PART-TIME EMPLOYEES ARE NOT CASUAL EMPLOYEES
“Congratulations, you have become a part-time employee. You start work next week”. These were the words recently uttered by the manager to her newest employee Sophie. Naturally, Sophie was elated and had already worked out how she was going to spend her first pay.
Sophie was so excited she immediately texted her friends and one replied with the comment, “what’s the difference between your job as a part-timer and my casual job at Macca’s”?
Because this job was Sophie’s first venture into the workforce, she had no immediate answer so she replied with, “Not sure”. Later on that evening she asked her mum her friend’s question as she thought her mum could provide her with the correct information.
How would you answer that question?
The major differences between a part-time employee and a casual employee are*:
- A part-time employee working under an Enterprise Agreement has a defined roster which has a minimum number of hours and a maximum number of hours. This roster will include the days and times when the roster will be worked.
- In most SDA Enterprise Agreements, there will be a clause which stipulates that the roster will not be subject to frequent variation from cycle to cycle. This is most important because this gives the employee the opportunity to have stability in their life. It helps the employee strike a balance between their work and their personal and family life.

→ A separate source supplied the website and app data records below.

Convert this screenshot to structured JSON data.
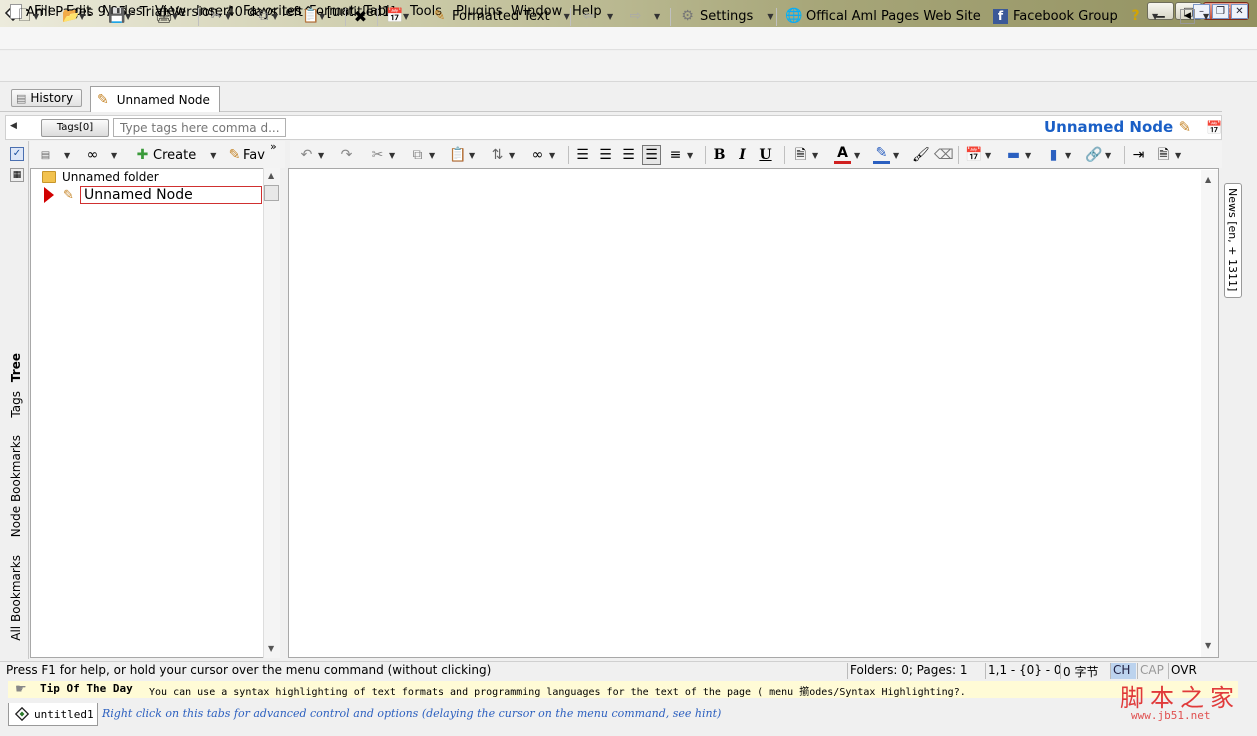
{
  "window": {
    "title": "Aml Pages 9.85 - Trial Version, 40 days left^ - [untitled1]",
    "minimize_glyph": "▁",
    "maximize_glyph": "□",
    "close_glyph": "✕"
  },
  "menu": {
    "items": [
      "File",
      "Edit",
      "Nodes",
      "View",
      "Insert",
      "Favorites",
      "Format",
      "Table",
      "Tools",
      "Plugins",
      "Window",
      "Help"
    ],
    "mdi_controls": [
      "–",
      "❐",
      "✕"
    ]
  },
  "toolbar": {
    "formatted_text": "Formatted Text",
    "settings": "Settings",
    "official_site": "Offical Aml Pages Web Site",
    "facebook": "Facebook Group"
  },
  "tabs": {
    "history": "History",
    "node_tab": "Unnamed Node"
  },
  "tags": {
    "button": "Tags[0]",
    "placeholder": "Type tags here comma d..."
  },
  "node_title": "Unnamed Node",
  "sidebar": {
    "tabs": [
      "Tree",
      "Tags",
      "Node Bookmarks",
      "All Bookmarks"
    ]
  },
  "tree_toolbar": {
    "create": "Create",
    "fav": "Fav"
  },
  "tree": {
    "folder": "Unnamed folder",
    "node": "Unnamed Node"
  },
  "news_tab": "News [en, + 1311]",
  "status": {
    "help": "Press F1 for help, or hold your cursor over the menu command (without clicking)",
    "folders": "Folders: 0; Pages: 1",
    "position": "1,1 - {0} - 0",
    "bytes": "0 字节",
    "ch": "CH",
    "cap": "CAP",
    "ovr": "OVR"
  },
  "tip": {
    "label": "Tip Of The Day",
    "text": "You can use a syntax highlighting of text formats and programming languages for the text of the page ( menu 擶odes/Syntax Highlighting?."
  },
  "doc_tab": "untitled1",
  "hint": "Right click on this tabs for advanced control and options (delaying the cursor on the menu command, see hint)",
  "watermark": {
    "chinese": "脚本之家",
    "url": "www.jb51.net"
  }
}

- In most Enterprise Agreements, there is a clause stating that rosters can be changed by mutual agreement. The SDA and Industrial Commissions have long stated that putting a roster change under an employee’s nose and saying, “this is your new roster”, does not constitute mutual agreement.

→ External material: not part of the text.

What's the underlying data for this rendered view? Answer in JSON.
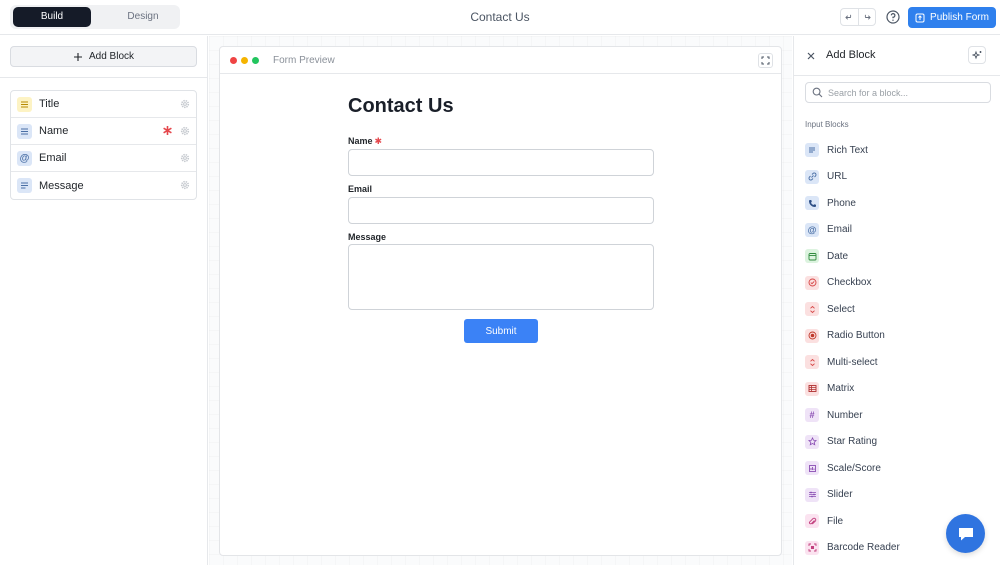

- In most Enterprise Agreements, there is a clause which says the employer will not change an employee’s roster with the intent of avoiding payment of penalties or loadings or any other benefit applicable and should such a change arise the employee will be entitled to such penalty or loading or other benefit as if the roster had not changed.

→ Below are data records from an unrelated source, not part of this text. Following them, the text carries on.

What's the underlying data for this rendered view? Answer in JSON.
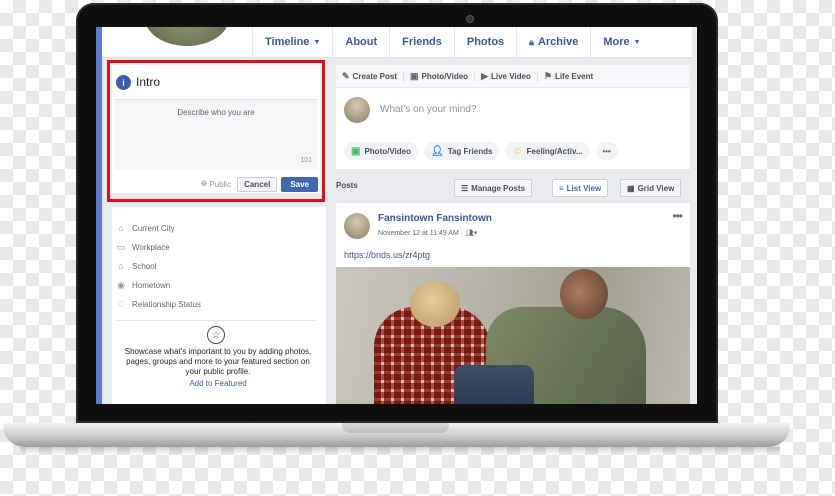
{
  "nav": {
    "tabs": [
      {
        "label": "Timeline",
        "has_caret": true
      },
      {
        "label": "About"
      },
      {
        "label": "Friends"
      },
      {
        "label": "Photos"
      },
      {
        "label": "Archive",
        "icon": "lock-icon"
      },
      {
        "label": "More",
        "has_caret": true
      }
    ]
  },
  "intro": {
    "title": "Intro",
    "bio_placeholder": "Describe who you are",
    "char_counter": "101",
    "privacy": "Public",
    "cancel": "Cancel",
    "save": "Save",
    "highlight_color": "#e0101a"
  },
  "details": {
    "items": [
      {
        "label": "Current City",
        "icon": "home-icon"
      },
      {
        "label": "Workplace",
        "icon": "briefcase-icon"
      },
      {
        "label": "School",
        "icon": "graduation-cap-icon"
      },
      {
        "label": "Hometown",
        "icon": "location-pin-icon"
      },
      {
        "label": "Relationship Status",
        "icon": "heart-icon"
      }
    ],
    "featured_text": "Showcase what's important to you by adding photos, pages, groups and more to your featured section on your public profile.",
    "featured_link": "Add to Featured"
  },
  "composer": {
    "tabs": [
      {
        "label": "Create Post",
        "icon": "pencil-icon"
      },
      {
        "label": "Photo/Video",
        "icon": "camera-icon"
      },
      {
        "label": "Live Video",
        "icon": "video-icon"
      },
      {
        "label": "Life Event",
        "icon": "flag-icon"
      }
    ],
    "placeholder": "What's on your mind?",
    "actions": [
      {
        "label": "Photo/Video",
        "icon": "photo-icon"
      },
      {
        "label": "Tag Friends",
        "icon": "tag-friends-icon"
      },
      {
        "label": "Feeling/Activ...",
        "icon": "smiley-icon"
      }
    ],
    "more": "•••"
  },
  "posts_bar": {
    "label": "Posts",
    "manage": "Manage Posts",
    "list_view": "List View",
    "grid_view": "Grid View"
  },
  "post": {
    "author": "Fansintown Fansintown",
    "meta": "November 12 at 11:49 AM · ",
    "link": "https://bnds.us/zr4ptg",
    "menu": "•••"
  },
  "colors": {
    "accent": "#4267b2",
    "link": "#385898",
    "page_bg": "#e9ebee"
  }
}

- The SDA has long held the view that a roster should only be changed to a maximum of four times per year subject to exceptional circumstances
In most Enterprise Agreements, there is a clause which says when establishing or changing rosters, the employer will have regard to the employee’s family responsibilities, whether or not the employee can reasonably obtain safe transport home and in some Agreements, this commitment is extended to study and higher level sporting commitments.
- Depending on the Enterprise Agreement, a notice period of between 7 and 14 days must be given if there is a change in roster unless there is mutual agreement.
- If part-time employees disagree with their company over a proposed roster change, they can invoke the grievance or disputes resolution procedure.
- Part-time employees receive, for example, paid sick and family leave, paid annual leave and the 17.5% annual leave loading, public holiday benefits and paid compassionate/bereavement leave etc.
Mum’s wise advice…
The above ten points are a comprehensive but not exhaustive list of the differences between part-time and casual employment. Sophie’s mum was not able to immediately give her daughter a complete answer to the question. However, she was able to suggest to her daughter to approach her SDA Shop Steward at work and receive an informed answer.
Sophie’s mum is a very wise lady.
* Please note: It is important to read the rosters clause in your respective Enterprise Agreement or Award to acquire a total understanding of this important employment entitlement. Your Shop Steward or Delegate will have a copy.